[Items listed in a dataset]
○ ○ ○

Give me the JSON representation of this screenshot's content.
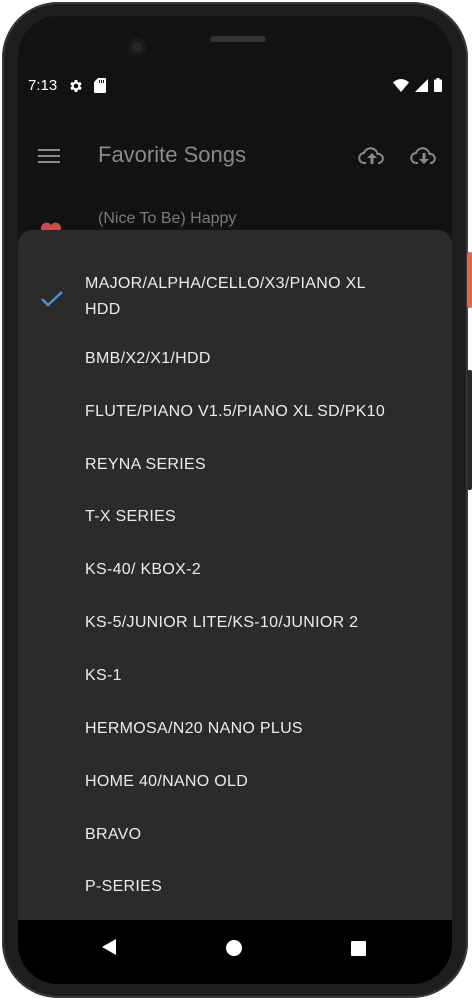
{
  "status_bar": {
    "time": "7:13"
  },
  "app_bar": {
    "title": "Favorite Songs"
  },
  "song_list": {
    "first_item": "(Nice To Be) Happy"
  },
  "menu": {
    "selected_index": 0,
    "items": [
      {
        "label_line1": "MAJOR/ALPHA/CELLO/X3/PIANO XL",
        "label_line2": "HDD"
      },
      {
        "label": "BMB/X2/X1/HDD"
      },
      {
        "label": "FLUTE/PIANO V1.5/PIANO XL SD/PK10"
      },
      {
        "label": "REYNA SERIES"
      },
      {
        "label": "T-X SERIES"
      },
      {
        "label": "KS-40/ KBOX-2"
      },
      {
        "label": "KS-5/JUNIOR LITE/KS-10/JUNIOR 2"
      },
      {
        "label": "KS-1"
      },
      {
        "label": "HERMOSA/N20 NANO PLUS"
      },
      {
        "label": "HOME 40/NANO OLD"
      },
      {
        "label": "BRAVO"
      },
      {
        "label": "P-SERIES"
      }
    ]
  },
  "colors": {
    "accent": "#4a90e2",
    "heart": "#d04a4a",
    "menu_bg": "#2b2b2c",
    "screen_bg": "#121212"
  }
}
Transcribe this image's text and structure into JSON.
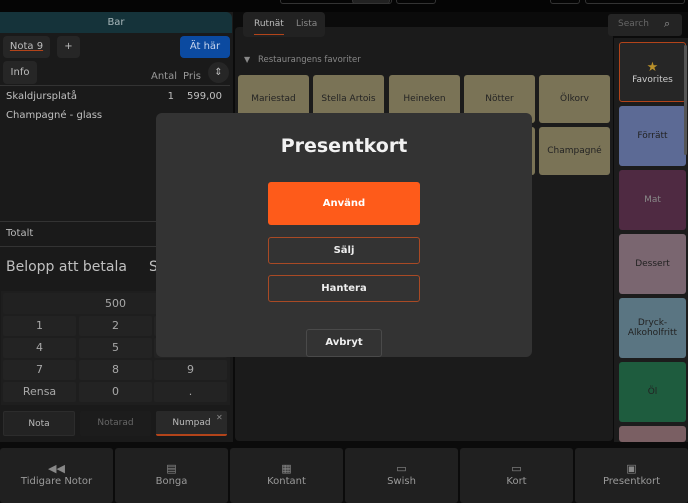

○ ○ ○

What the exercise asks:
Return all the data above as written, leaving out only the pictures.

Problem solution:
Give me the JSON representation of this screenshot's content.
{
  "status_bar": {
    "time": "7:13"
  },
  "app_bar": {
    "title": "Favorite Songs"
  },
  "song_list": {
    "first_item": "(Nice To Be) Happy"
  },
  "menu": {
    "selected_index": 0,
    "items": [
      {
        "label_line1": "MAJOR/ALPHA/CELLO/X3/PIANO XL",
        "label_line2": "HDD"
      },
      {
        "label": "BMB/X2/X1/HDD"
      },
      {
        "label": "FLUTE/PIANO V1.5/PIANO XL SD/PK10"
      },
      {
        "label": "REYNA SERIES"
      },
      {
        "label": "T-X SERIES"
      },
      {
        "label": "KS-40/ KBOX-2"
      },
      {
        "label": "KS-5/JUNIOR LITE/KS-10/JUNIOR 2"
      },
      {
        "label": "KS-1"
      },
      {
        "label": "HERMOSA/N20 NANO PLUS"
      },
      {
        "label": "HOME 40/NANO OLD"
      },
      {
        "label": "BRAVO"
      },
      {
        "label": "P-SERIES"
      }
    ]
  },
  "colors": {
    "accent": "#4a90e2",
    "heart": "#d04a4a",
    "menu_bg": "#2b2b2c",
    "screen_bg": "#121212"
  }
}
Transcribe this image's text and structure into JSON.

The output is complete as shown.